INPUT:
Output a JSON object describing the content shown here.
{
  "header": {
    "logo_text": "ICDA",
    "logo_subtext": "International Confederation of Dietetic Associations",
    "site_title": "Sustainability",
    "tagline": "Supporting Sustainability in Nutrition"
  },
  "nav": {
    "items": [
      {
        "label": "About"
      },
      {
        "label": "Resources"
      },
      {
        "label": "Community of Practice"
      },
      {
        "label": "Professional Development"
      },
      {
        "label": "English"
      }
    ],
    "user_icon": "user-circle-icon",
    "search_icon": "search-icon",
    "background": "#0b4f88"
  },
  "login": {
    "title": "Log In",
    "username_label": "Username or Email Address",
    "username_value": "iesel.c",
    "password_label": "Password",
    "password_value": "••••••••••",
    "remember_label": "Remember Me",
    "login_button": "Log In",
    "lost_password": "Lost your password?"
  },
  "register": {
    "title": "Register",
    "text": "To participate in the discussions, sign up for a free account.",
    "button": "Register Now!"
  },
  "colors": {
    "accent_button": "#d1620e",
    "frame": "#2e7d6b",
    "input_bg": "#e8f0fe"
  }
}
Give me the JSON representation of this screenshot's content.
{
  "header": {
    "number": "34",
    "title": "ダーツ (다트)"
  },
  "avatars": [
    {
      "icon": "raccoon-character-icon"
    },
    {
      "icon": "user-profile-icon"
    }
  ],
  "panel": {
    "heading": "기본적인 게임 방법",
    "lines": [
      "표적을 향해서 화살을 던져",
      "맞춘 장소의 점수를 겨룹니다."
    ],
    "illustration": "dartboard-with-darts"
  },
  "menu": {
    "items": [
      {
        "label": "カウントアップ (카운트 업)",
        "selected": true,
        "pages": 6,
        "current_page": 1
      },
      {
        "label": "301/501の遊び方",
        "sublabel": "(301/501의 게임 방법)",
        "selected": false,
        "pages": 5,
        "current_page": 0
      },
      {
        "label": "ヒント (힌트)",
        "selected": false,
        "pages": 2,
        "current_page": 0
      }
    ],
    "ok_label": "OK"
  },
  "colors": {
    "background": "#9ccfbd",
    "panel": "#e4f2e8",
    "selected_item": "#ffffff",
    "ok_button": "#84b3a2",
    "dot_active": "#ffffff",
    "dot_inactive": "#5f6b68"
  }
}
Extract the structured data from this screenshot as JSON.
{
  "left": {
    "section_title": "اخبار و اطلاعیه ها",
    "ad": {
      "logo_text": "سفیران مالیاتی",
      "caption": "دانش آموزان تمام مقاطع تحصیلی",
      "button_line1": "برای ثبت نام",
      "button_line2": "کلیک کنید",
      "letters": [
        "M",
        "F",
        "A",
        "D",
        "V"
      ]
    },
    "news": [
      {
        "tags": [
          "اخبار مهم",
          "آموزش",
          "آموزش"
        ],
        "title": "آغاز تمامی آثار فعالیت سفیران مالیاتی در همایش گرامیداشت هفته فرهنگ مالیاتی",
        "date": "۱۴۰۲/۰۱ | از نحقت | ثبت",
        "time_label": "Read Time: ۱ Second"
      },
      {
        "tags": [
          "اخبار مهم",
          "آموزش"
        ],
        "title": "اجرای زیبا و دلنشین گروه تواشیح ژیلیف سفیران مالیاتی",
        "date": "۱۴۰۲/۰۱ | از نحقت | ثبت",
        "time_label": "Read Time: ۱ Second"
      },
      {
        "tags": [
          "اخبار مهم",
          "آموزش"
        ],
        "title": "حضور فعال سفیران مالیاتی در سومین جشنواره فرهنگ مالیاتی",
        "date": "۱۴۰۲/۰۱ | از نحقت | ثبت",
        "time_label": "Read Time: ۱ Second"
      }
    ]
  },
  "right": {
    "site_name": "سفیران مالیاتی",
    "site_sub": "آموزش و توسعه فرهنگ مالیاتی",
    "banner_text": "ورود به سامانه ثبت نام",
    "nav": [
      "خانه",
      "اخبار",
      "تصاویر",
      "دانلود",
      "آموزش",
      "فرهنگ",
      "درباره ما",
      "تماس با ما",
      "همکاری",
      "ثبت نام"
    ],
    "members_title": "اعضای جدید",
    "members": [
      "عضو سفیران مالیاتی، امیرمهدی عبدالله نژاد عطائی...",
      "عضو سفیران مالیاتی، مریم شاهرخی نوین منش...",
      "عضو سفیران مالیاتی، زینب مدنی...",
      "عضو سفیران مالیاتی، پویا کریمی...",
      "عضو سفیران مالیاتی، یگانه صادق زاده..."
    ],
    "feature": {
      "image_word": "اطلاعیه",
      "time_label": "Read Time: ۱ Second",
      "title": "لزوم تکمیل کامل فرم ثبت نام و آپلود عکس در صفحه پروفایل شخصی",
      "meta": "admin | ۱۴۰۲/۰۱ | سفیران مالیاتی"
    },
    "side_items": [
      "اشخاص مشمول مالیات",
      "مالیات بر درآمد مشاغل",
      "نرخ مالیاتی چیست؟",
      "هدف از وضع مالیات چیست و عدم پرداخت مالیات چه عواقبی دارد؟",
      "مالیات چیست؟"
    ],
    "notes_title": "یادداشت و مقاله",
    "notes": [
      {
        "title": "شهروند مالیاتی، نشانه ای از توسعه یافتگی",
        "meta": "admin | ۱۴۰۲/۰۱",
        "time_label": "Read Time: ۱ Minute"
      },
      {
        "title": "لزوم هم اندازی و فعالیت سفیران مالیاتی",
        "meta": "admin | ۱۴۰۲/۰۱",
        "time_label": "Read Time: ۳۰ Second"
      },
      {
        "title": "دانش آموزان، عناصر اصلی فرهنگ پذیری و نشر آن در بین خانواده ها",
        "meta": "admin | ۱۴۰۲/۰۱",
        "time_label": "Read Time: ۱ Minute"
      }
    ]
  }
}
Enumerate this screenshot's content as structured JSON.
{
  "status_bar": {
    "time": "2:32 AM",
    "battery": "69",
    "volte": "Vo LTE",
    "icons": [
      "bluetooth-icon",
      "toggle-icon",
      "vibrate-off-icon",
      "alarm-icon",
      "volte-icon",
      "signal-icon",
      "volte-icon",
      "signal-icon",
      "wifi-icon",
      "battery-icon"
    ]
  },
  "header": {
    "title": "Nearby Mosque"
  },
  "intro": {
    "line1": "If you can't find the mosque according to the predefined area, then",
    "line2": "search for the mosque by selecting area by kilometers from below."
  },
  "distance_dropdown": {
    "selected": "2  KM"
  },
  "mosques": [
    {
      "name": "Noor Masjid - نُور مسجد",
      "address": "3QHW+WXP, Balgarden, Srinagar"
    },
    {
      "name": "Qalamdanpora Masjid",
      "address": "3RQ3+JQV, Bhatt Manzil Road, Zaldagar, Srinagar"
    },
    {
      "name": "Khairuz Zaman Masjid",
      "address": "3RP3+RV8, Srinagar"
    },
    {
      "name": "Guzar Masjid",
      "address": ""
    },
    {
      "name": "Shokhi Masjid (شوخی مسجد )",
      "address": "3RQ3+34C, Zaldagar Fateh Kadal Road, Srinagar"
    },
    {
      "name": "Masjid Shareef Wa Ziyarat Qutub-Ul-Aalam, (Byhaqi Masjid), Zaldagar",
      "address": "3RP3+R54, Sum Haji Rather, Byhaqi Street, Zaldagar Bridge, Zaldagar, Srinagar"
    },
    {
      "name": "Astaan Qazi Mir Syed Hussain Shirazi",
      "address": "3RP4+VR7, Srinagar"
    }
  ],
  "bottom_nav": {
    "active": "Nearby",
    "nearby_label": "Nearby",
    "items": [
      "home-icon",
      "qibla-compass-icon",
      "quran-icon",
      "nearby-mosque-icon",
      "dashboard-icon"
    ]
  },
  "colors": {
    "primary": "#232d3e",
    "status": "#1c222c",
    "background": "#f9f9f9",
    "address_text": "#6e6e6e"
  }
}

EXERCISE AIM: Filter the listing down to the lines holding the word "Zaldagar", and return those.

ANSWER TO THIS PROBLEM:
      "address": "3RQ3+JQV, Bhatt Manzil Road, Zaldagar, Srinagar"
      "address": "3RQ3+34C, Zaldagar Fateh Kadal Road, Srinagar"
      "name": "Masjid Shareef Wa Ziyarat Qutub-Ul-Aalam, (Byhaqi Masjid), Zaldagar",
      "address": "3RP3+R54, Sum Haji Rather, Byhaqi Street, Zaldagar Bridge, Zaldagar, Srinagar"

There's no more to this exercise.